**What needs to be done:** Reproduce the records without their pictures, keeping every word as it is.

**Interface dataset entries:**
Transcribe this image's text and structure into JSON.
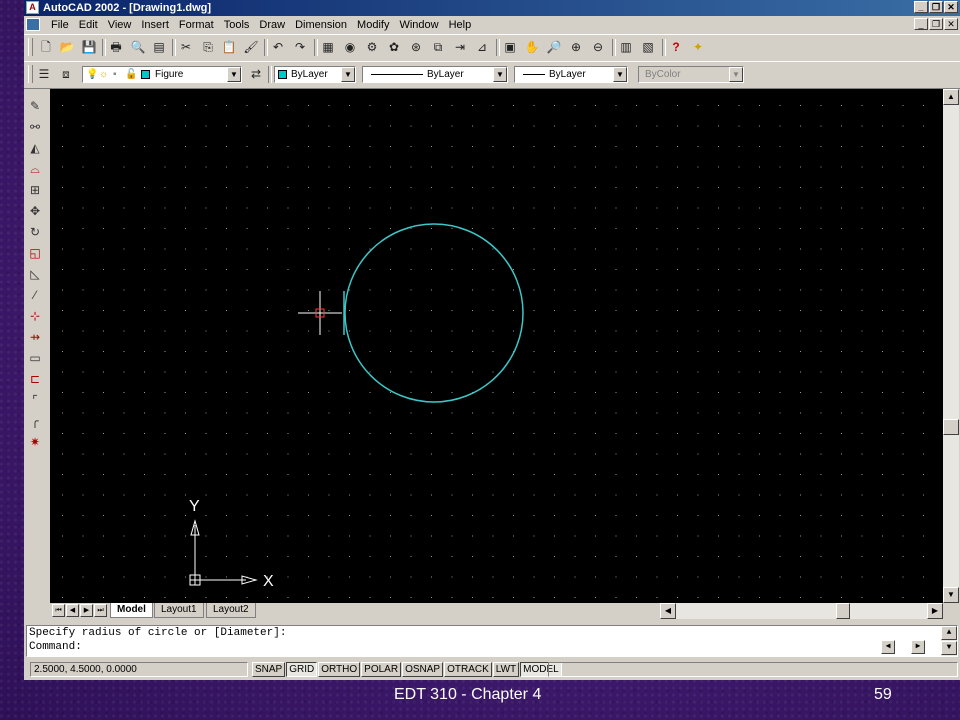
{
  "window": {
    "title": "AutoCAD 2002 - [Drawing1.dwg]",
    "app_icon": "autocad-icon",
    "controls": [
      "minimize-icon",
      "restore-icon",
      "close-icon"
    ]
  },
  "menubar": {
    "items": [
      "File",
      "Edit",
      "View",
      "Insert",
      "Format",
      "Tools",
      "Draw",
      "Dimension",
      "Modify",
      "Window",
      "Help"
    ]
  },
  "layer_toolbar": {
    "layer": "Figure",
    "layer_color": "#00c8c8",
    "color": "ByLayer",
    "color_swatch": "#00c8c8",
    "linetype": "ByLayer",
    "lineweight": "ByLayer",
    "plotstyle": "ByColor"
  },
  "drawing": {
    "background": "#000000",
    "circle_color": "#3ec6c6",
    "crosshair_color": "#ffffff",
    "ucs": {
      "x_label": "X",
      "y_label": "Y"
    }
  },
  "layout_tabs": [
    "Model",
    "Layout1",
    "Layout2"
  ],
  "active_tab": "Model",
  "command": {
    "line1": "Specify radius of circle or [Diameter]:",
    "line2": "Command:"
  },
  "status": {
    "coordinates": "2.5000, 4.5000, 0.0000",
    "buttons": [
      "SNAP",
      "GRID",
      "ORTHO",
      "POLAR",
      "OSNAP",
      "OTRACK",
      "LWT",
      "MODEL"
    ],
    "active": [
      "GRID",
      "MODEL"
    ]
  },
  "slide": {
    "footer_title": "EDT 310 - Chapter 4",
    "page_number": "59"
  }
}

**Result for this task:**
Transcribe this image's text and structure into JSON.
{
  "window": {
    "title": "AutoCAD 2002 - [Drawing1.dwg]",
    "app_icon": "autocad-icon",
    "controls": [
      "minimize-icon",
      "restore-icon",
      "close-icon"
    ]
  },
  "menubar": {
    "items": [
      "File",
      "Edit",
      "View",
      "Insert",
      "Format",
      "Tools",
      "Draw",
      "Dimension",
      "Modify",
      "Window",
      "Help"
    ]
  },
  "layer_toolbar": {
    "layer": "Figure",
    "layer_color": "#00c8c8",
    "color": "ByLayer",
    "color_swatch": "#00c8c8",
    "linetype": "ByLayer",
    "lineweight": "ByLayer",
    "plotstyle": "ByColor"
  },
  "drawing": {
    "background": "#000000",
    "circle_color": "#3ec6c6",
    "crosshair_color": "#ffffff",
    "ucs": {
      "x_label": "X",
      "y_label": "Y"
    }
  },
  "layout_tabs": [
    "Model",
    "Layout1",
    "Layout2"
  ],
  "active_tab": "Model",
  "command": {
    "line1": "Specify radius of circle or [Diameter]:",
    "line2": "Command:"
  },
  "status": {
    "coordinates": "2.5000, 4.5000, 0.0000",
    "buttons": [
      "SNAP",
      "GRID",
      "ORTHO",
      "POLAR",
      "OSNAP",
      "OTRACK",
      "LWT",
      "MODEL"
    ],
    "active": [
      "GRID",
      "MODEL"
    ]
  },
  "slide": {
    "footer_title": "EDT 310 - Chapter 4",
    "page_number": "59"
  }
}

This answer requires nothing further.